Epic historical romance, Bitter Harvest, is not an easy watch.
The film is set against the real-life backdrop of the Holodomor - when millions of Ukrainians were starved to death in the early 1930s as Soviet leader Joseph Stalin stripped them of their produce to force farmers into collectivisation.
Bitter Harvest follows two lovers, artist Yuri (Max Irons) and his childhood sweetheart Natalka (Samantha Barks), who are separated in the struggle against Soviet oppression before Yuri attempts a dangerous journey back home.
Tamer Hassan, who's played Khal Forzo in Game of Thrones and starred opposite Danny Dyer in The Football Factory, plays Russian soldier Sergei, intent on destroying a swathe of Ukrainian villages.
We asked the film's stars what they took away from the experience.
The actors had no knowledge of the Holodomor before joining the film - and they're not alone.
Tamer: "I'm probably one of the 95% of the world not knowing about the Holodomor - which translated means 'death by starvation'".
Samantha: "The fact the Holodomor wasn't something I knew about - the reason I didn't know about this and so many people don't is because it was kept under wraps until 1991 (when the Soviet Union collapsed). It's completely shocking."
Max: "Stalin's closing of the Ukrainian border was so effective, nobody knew."
Tamer, best known for playing villains such as the head of Millwall's hooligan firm in The Football Factory, had his work cut out playing Stalin's Russian enforcer Sergei.
Tamer: "Every movie needs a villain and he's definitely the worst I've ever played.
"He's the antichrist, he's a cold-blooded mass murderer, he's a paedophile.
"You want to know why he's doing what he's doing, none of us are born evil. He witnessed his mother being murdered in a church. There's a little bit (in me) that wanted the audience to feel sorry for him or love him, even for a millisecond."
The movie was a labour of love for the Ukrainian filmmakers.
Tamer: "It's still happening today, history repeating itself. Hollywood doesn't make films like this anymore, the movie industry is no different to real estate. But for Ian Ihnatowycz, the lead producer, and director George Mandeluk, who are Ukrainians whose families suffered in the Holodomor, they're very passionate about putting this story out. It's a gift to their people.
"We were very lucky to be able to film in Ukraine at the historical sites where it all happened. We had an amazing Ukrainian cast and crew. You feel it when you're there. There was a lot of goodwill behind the movie."
Note to self - never stand behind a horse.
Tamer: "We were using circus horses, not stunt horses, they were working these horses to the bone.
"I don't blame the horse, we became friends! But I walked behind the horse. It stamped on my foot and kicked back and severed my cartilage. The X-ray was a horseshoe print on my foot!
"I went to the hospital, the consultant said: 'We'll have to put it in plaster, operate and you'll have to have six weeks off. I said: 'I'm an actor, we don't have those luxuries!' So I went back to set, put my boot on and within two or three hours my foot would swell out, I was in excruciating pain and trying to act at the same time. They had to cut me out of the boot. So anyone who wants to be an actor, don't, it's not that glamorous and it's painful!"
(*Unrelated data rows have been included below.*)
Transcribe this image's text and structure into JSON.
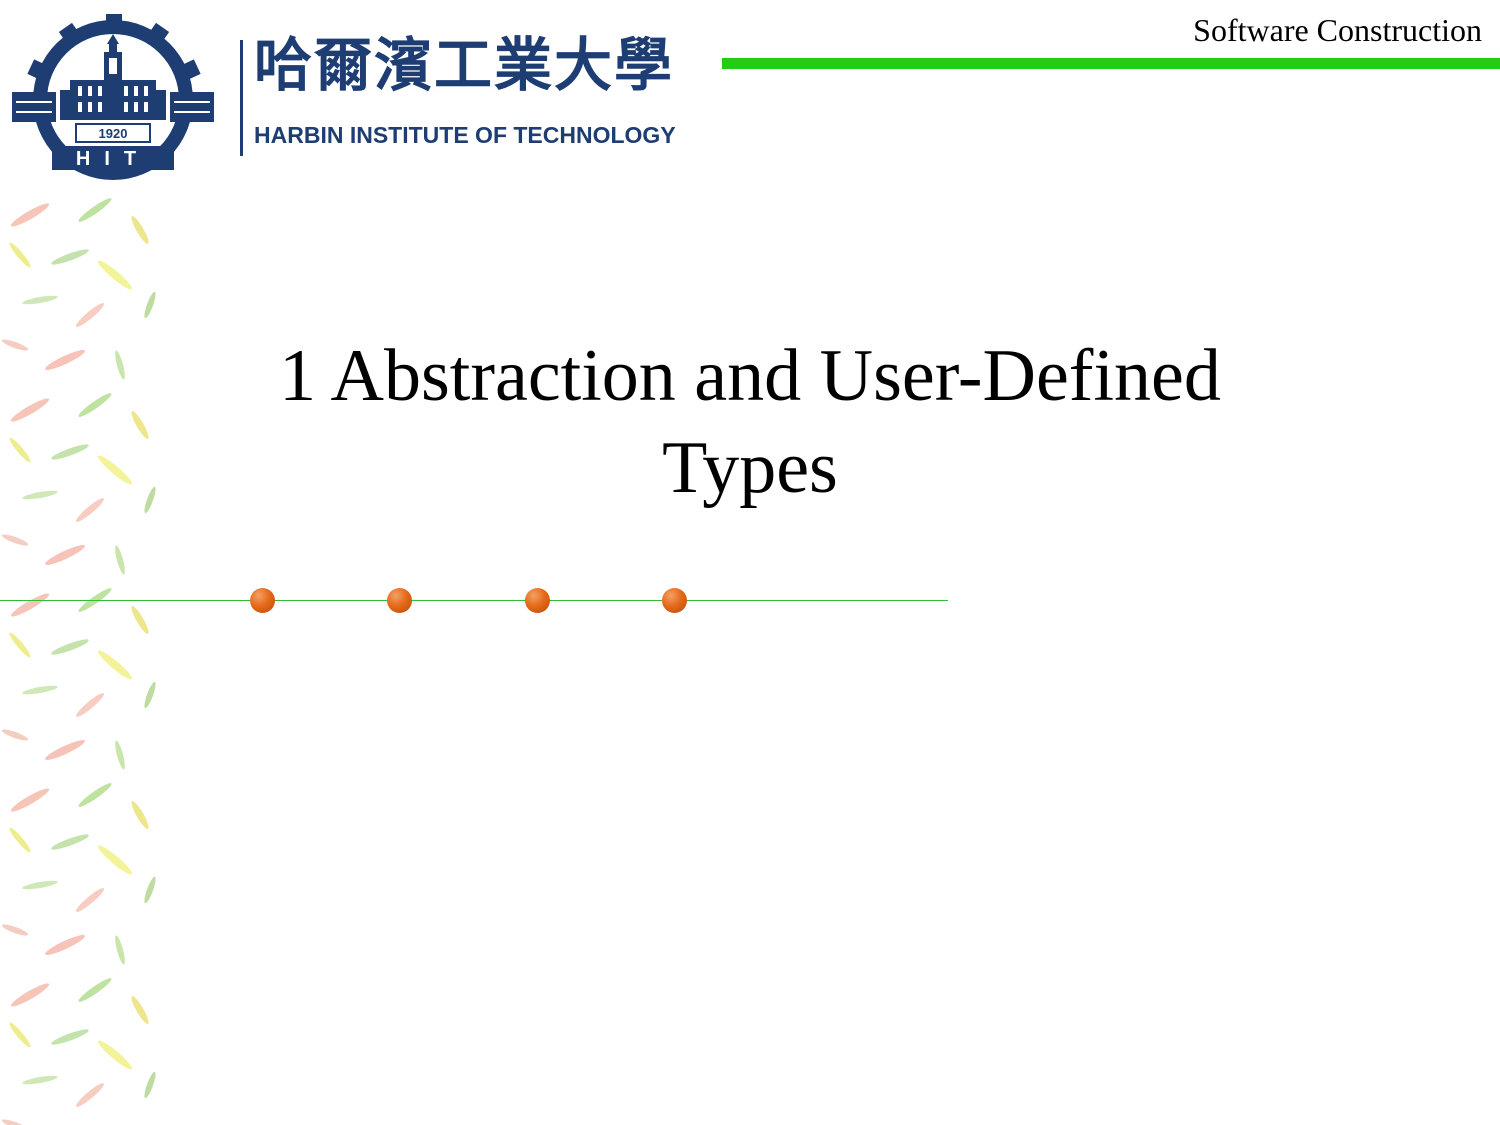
{
  "header": {
    "course_name": "Software Construction",
    "logo": {
      "chinese_name": "哈爾濱工業大學",
      "english_name": "HARBIN INSTITUTE OF TECHNOLOGY",
      "seal_year": "1920",
      "seal_letters": "HIT"
    }
  },
  "slide": {
    "title_line1": "1 Abstraction and User-Defined",
    "title_line2": "Types"
  },
  "colors": {
    "accent_green": "#22cc11",
    "logo_navy": "#1d3d73",
    "bullet_orange": "#e56a1a"
  }
}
It's all about the love.
Max: "What drew me to it was the love story - two people struggling with their reality. People are suspicious of love stories in films if they appear manufactured but this one is beautiful. When we hear testimony from the people who survived, love is the driving force in their quest for survival. That's what you see with Yuri and Natalka. Love that pushed them to endure that cold a little bit more, to walk that little bit further."
Feeling the weight of responsibility.
Samantha: "You want to be as truthful and honour that story as much of you can but obviously that's a pressure because it's a huge, huge part of history that's been kept under wraps for so long."
Max: "Ukraine's relationship with Russia is difficult, safe to say for hundreds of years there's been a very determined effort to dilute Ukrainian national identity and we see that again today. The more voices the Ukraine can have the better."
And finally - Max, what's it like having Jeremy Irons and Sinead Cusack as your mum and dad?
Max: "We don't talk about acting that much thank God because that would be horrible! They didn't try to put me off, the advice they gave me most was there will be good days and there will be bad days. That's an actor's life and prepare yourself emotionally, financially, spiritually for that. But then when they saw I was serious about it, they let me get on with it."
Bitter Harvest is released in UK cinemas on 24 February.